Some blame minority government, but this is nonsense – effective minority governments remain common across Australian jurisdictions. The blame lies squarely with just two people.
Despite his 2010 call, Tony Abbott was swept up in the international ultra-conservative movement largely led by the Tea Party in the US, where the formula is simple – oppose everything! The aim is clear and simple, make anything but the conservatives look incompetent, particularly in matters financial. Ensure governments achieve as little as possible so that when the conservatives return to power they can build a community in their own image.
The partner in delivering the worst years of Australian politics was rewarded in the short term by being returned to the prime ministership. While Abbott was busy running a negative agenda in opposition he was supported indirectly but effectively by Kevin Rudd running a campaign undermining his own government from within.
Prime Minister Julia Gillard seemed plagued by controversy. How often did she appear to be on a winning move when a crisis from within Labor would suddenly loom large?
Gillard finally booted Craig Thompson from Labor ranks. However, her legal background combined with her sense of justice and fair play allowed Labor to be hamstrung for months and months. Whenever an achievement was in the wind or a good news story, another element in the Thompson prostitute scandal would emerge. The level of detail could only have come from within the Labor movement.
I suspect that history will eventually recognise that the bright light in the whole sorry scenario of the last term of government was the ability of Gillard to deliver so much of an agenda based on social justice principles with the support of rural independents Tony Windsor and Rob Oakeshott and, at least until her mistake over poker machines, the support of Andrew Wilkie.
Gillard understood that the independents would stick to their commitment of considering the merits issue by issue and would vote accordingly. Abbott did not care. He had the golden opportunity to operate at least partially constructively by winning the support of some of the independents for implementing policy change. It is not as though Windsor, Oakeshott and Katter were philosophically on a different page from the Abbott Opposition. But this was not part of his negative campaign plan.
Underlying this whole sad saga is the narcissist belief of the two men that they should be “President” of Australia. A Prime Minister answers to a parliament. Julia Gillard illustrated her clear understanding of the concept through her management of the minority government. In contrast, a directly elected President in a US-style democracy negotiates with a parliament. This belief has been clarified during the election campaign when Abbott declared he would not serve as Prime Minister in a minority government. He also argued that the Senate would have no right to reject his mandate to abolish the carbon tax. Both statements fly in the face of Australian democracy.
The actions of two men accelerated the concentration of power in Australian politics as they sought, effectively, a three-year dictatorship. However, this would not have been possible without their simpering supporters within the two major parties and a complicit media.
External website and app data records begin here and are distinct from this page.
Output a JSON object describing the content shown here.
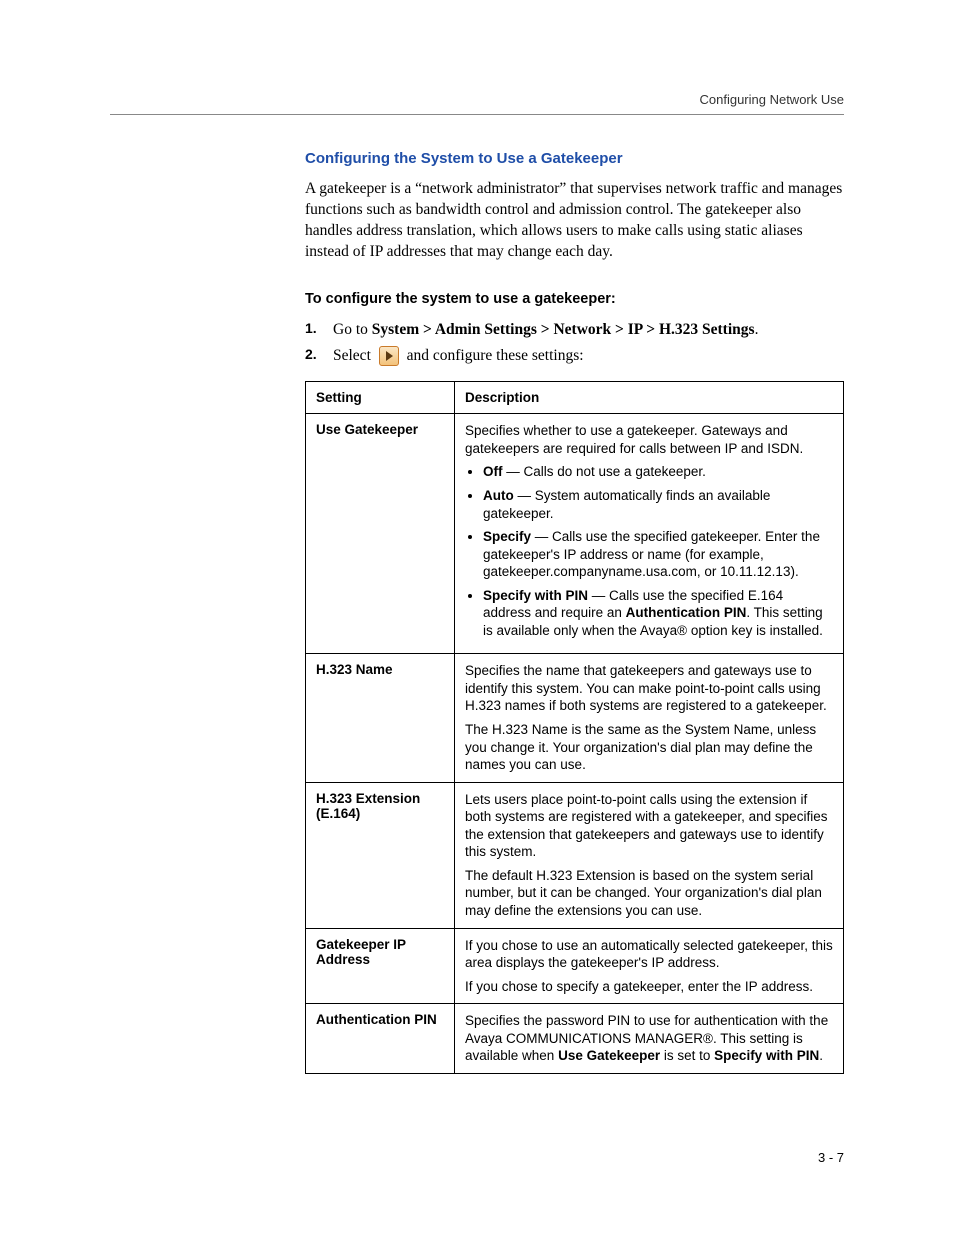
{
  "running_header": "Configuring Network Use",
  "section_title": "Configuring the System to Use a Gatekeeper",
  "intro_paragraph": "A gatekeeper is a “network administrator” that supervises network traffic and manages functions such as bandwidth control and admission control. The gatekeeper also handles address translation, which allows users to make calls using static aliases instead of IP addresses that may change each day.",
  "sub_heading": "To configure the system to use a gatekeeper:",
  "steps": {
    "one_num": "1.",
    "one_prefix": "Go to ",
    "one_path": "System > Admin Settings > Network > IP > H.323 Settings",
    "one_suffix": ".",
    "two_num": "2.",
    "two_prefix": "Select ",
    "two_suffix": " and configure these settings:"
  },
  "icon_name": "next-arrow-icon",
  "table": {
    "header_setting": "Setting",
    "header_description": "Description",
    "rows": {
      "use_gatekeeper": {
        "name": "Use Gatekeeper",
        "intro": "Specifies whether to use a gatekeeper. Gateways and gatekeepers are required for calls between IP and ISDN.",
        "off_label": "Off",
        "off_text": " — Calls do not use a gatekeeper.",
        "auto_label": "Auto",
        "auto_text": " — System automatically finds an available gatekeeper.",
        "specify_label": "Specify",
        "specify_text": " — Calls use the specified gatekeeper. Enter the gatekeeper's IP address or name (for example, gatekeeper.companyname.usa.com, or 10.11.12.13).",
        "specify_pin_label": "Specify with PIN",
        "specify_pin_text_a": " — Calls use the specified E.164 address and require an ",
        "specify_pin_bold": "Authentication PIN",
        "specify_pin_text_b": ". This setting is available only when the Avaya® option key is installed."
      },
      "h323_name": {
        "name": "H.323 Name",
        "p1": "Specifies the name that gatekeepers and gateways use to identify this system. You can make point-to-point calls using H.323 names if both systems are registered to a gatekeeper.",
        "p2": "The H.323 Name is the same as the System Name, unless you change it. Your organization's dial plan may define the names you can use."
      },
      "h323_ext": {
        "name": "H.323 Extension (E.164)",
        "p1": "Lets users place point-to-point calls using the extension if both systems are registered with a gatekeeper, and specifies the extension that gatekeepers and gateways use to identify this system.",
        "p2": "The default H.323 Extension is based on the system serial number, but it can be changed. Your organization's dial plan may define the extensions you can use."
      },
      "gk_ip": {
        "name": "Gatekeeper IP Address",
        "p1": "If you chose to use an automatically selected gatekeeper, this area displays the gatekeeper's IP address.",
        "p2": "If you chose to specify a gatekeeper, enter the IP address."
      },
      "auth_pin": {
        "name": "Authentication PIN",
        "text_a": "Specifies the password PIN to use for authentication with the Avaya COMMUNICATIONS MANAGER®. This setting is available when ",
        "bold_a": "Use Gatekeeper",
        "text_b": " is set to ",
        "bold_b": "Specify with PIN",
        "text_c": "."
      }
    }
  },
  "page_number": "3 - 7"
}
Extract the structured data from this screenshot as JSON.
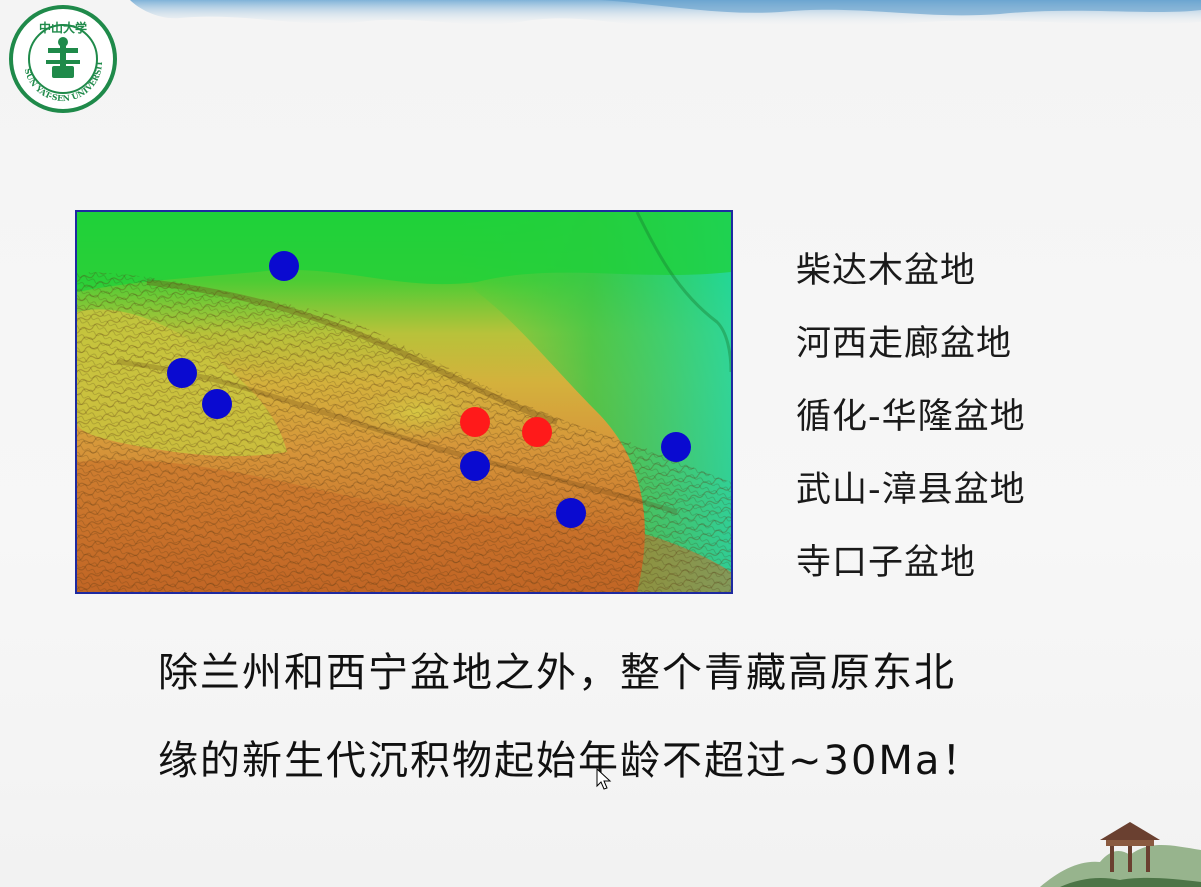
{
  "header": {
    "logo": {
      "icon": "sun-yat-sen-university-seal",
      "text_top": "中山大学",
      "text_ring": "SUN YAT-SEN UNIVERSITY",
      "color": "#1f8a4a"
    }
  },
  "map": {
    "icon": "shaded-relief-elevation-map",
    "dots": {
      "colors": {
        "red": "#ff1a1a",
        "blue": "#0a0ad0"
      }
    }
  },
  "basins": [
    {
      "label": "柴达木盆地"
    },
    {
      "label": "河西走廊盆地"
    },
    {
      "label": "循化-华隆盆地"
    },
    {
      "label": "武山-漳县盆地"
    },
    {
      "label": "寺口子盆地"
    }
  ],
  "conclusion": {
    "line1": "除兰州和西宁盆地之外，整个青藏高原东北",
    "line2": "缘的新生代沉积物起始年龄不超过~30Ma！"
  },
  "decoration": {
    "pavilion_icon": "pavilion-icon",
    "cursor_icon": "mouse-pointer-icon"
  }
}
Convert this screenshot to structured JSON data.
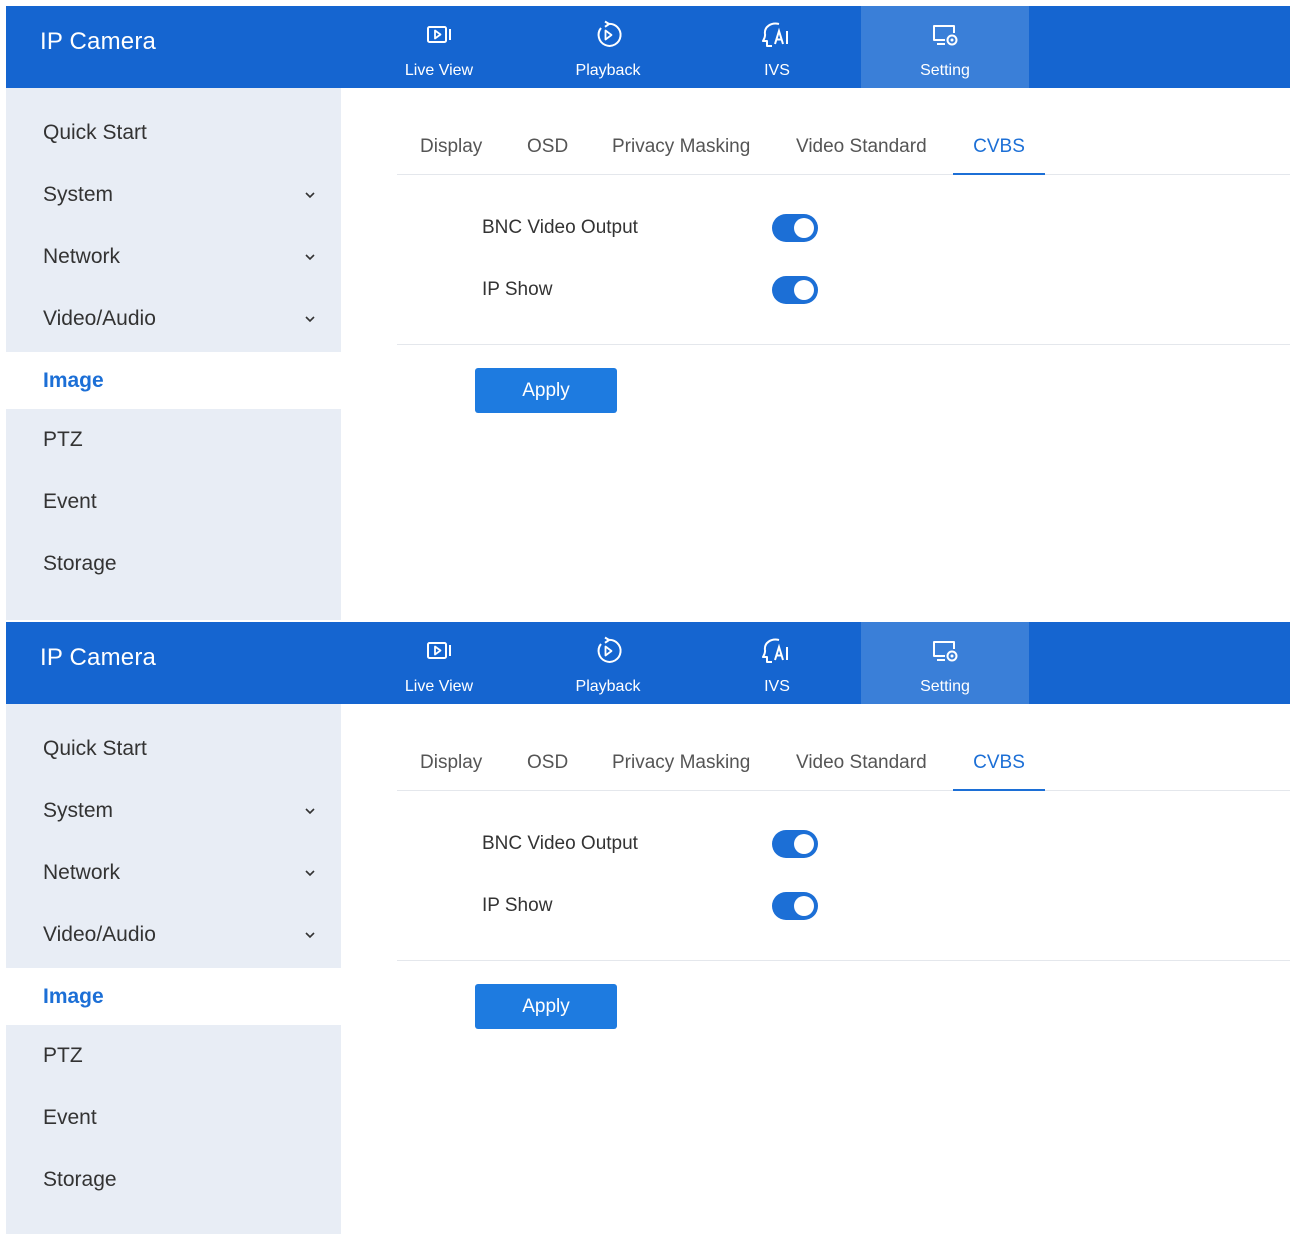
{
  "panels": [
    {
      "app_title": "IP Camera",
      "nav": [
        {
          "label": "Live View",
          "icon": "live-view-icon"
        },
        {
          "label": "Playback",
          "icon": "playback-icon"
        },
        {
          "label": "IVS",
          "icon": "ivs-ai-icon"
        },
        {
          "label": "Setting",
          "icon": "setting-icon",
          "active": true
        }
      ],
      "sidebar": [
        {
          "label": "Quick Start"
        },
        {
          "label": "System",
          "expandable": true
        },
        {
          "label": "Network",
          "expandable": true
        },
        {
          "label": "Video/Audio",
          "expandable": true
        },
        {
          "label": "Image",
          "active": true
        },
        {
          "label": "PTZ"
        },
        {
          "label": "Event"
        },
        {
          "label": "Storage"
        }
      ],
      "tabs": [
        {
          "label": "Display"
        },
        {
          "label": "OSD"
        },
        {
          "label": "Privacy Masking"
        },
        {
          "label": "Video Standard"
        },
        {
          "label": "CVBS",
          "active": true
        }
      ],
      "settings": [
        {
          "label": "BNC Video Output",
          "enabled": true
        },
        {
          "label": "IP Show",
          "enabled": true
        }
      ],
      "apply_label": "Apply"
    },
    {
      "app_title": "IP Camera",
      "nav": [
        {
          "label": "Live View",
          "icon": "live-view-icon"
        },
        {
          "label": "Playback",
          "icon": "playback-icon"
        },
        {
          "label": "IVS",
          "icon": "ivs-ai-icon"
        },
        {
          "label": "Setting",
          "icon": "setting-icon",
          "active": true
        }
      ],
      "sidebar": [
        {
          "label": "Quick Start"
        },
        {
          "label": "System",
          "expandable": true
        },
        {
          "label": "Network",
          "expandable": true
        },
        {
          "label": "Video/Audio",
          "expandable": true
        },
        {
          "label": "Image",
          "active": true
        },
        {
          "label": "PTZ"
        },
        {
          "label": "Event"
        },
        {
          "label": "Storage"
        }
      ],
      "tabs": [
        {
          "label": "Display"
        },
        {
          "label": "OSD"
        },
        {
          "label": "Privacy Masking"
        },
        {
          "label": "Video Standard"
        },
        {
          "label": "CVBS",
          "active": true
        }
      ],
      "settings": [
        {
          "label": "BNC Video Output",
          "enabled": true
        },
        {
          "label": "IP Show",
          "enabled": true
        }
      ],
      "apply_label": "Apply"
    }
  ],
  "colors": {
    "topbar": "#1565d0",
    "active_nav": "#3a7fd8",
    "sidebar_bg": "#e8edf5",
    "accent": "#1c6fd6",
    "button": "#1e7be0"
  }
}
This new phase of Australian democracy has a prime minister more beholden than ever before to Rupert Murdoch and his concentration of media outlets. The impact was no clearer than in the swinging seats of western Sydney and Queensland. There was never a more blatant partisan campaign in the media than the one Murdoch ran in this election.
It has been a rough three years in Australian political history where the worst sort of political behaviour has been rewarded. The standards have been set. It is difficult to foresee circumstances in which the downward spiral will be reversed.
Michael Moore was an independent member of the ACT Legislative Assembly (1989 to 2001) and was minister for health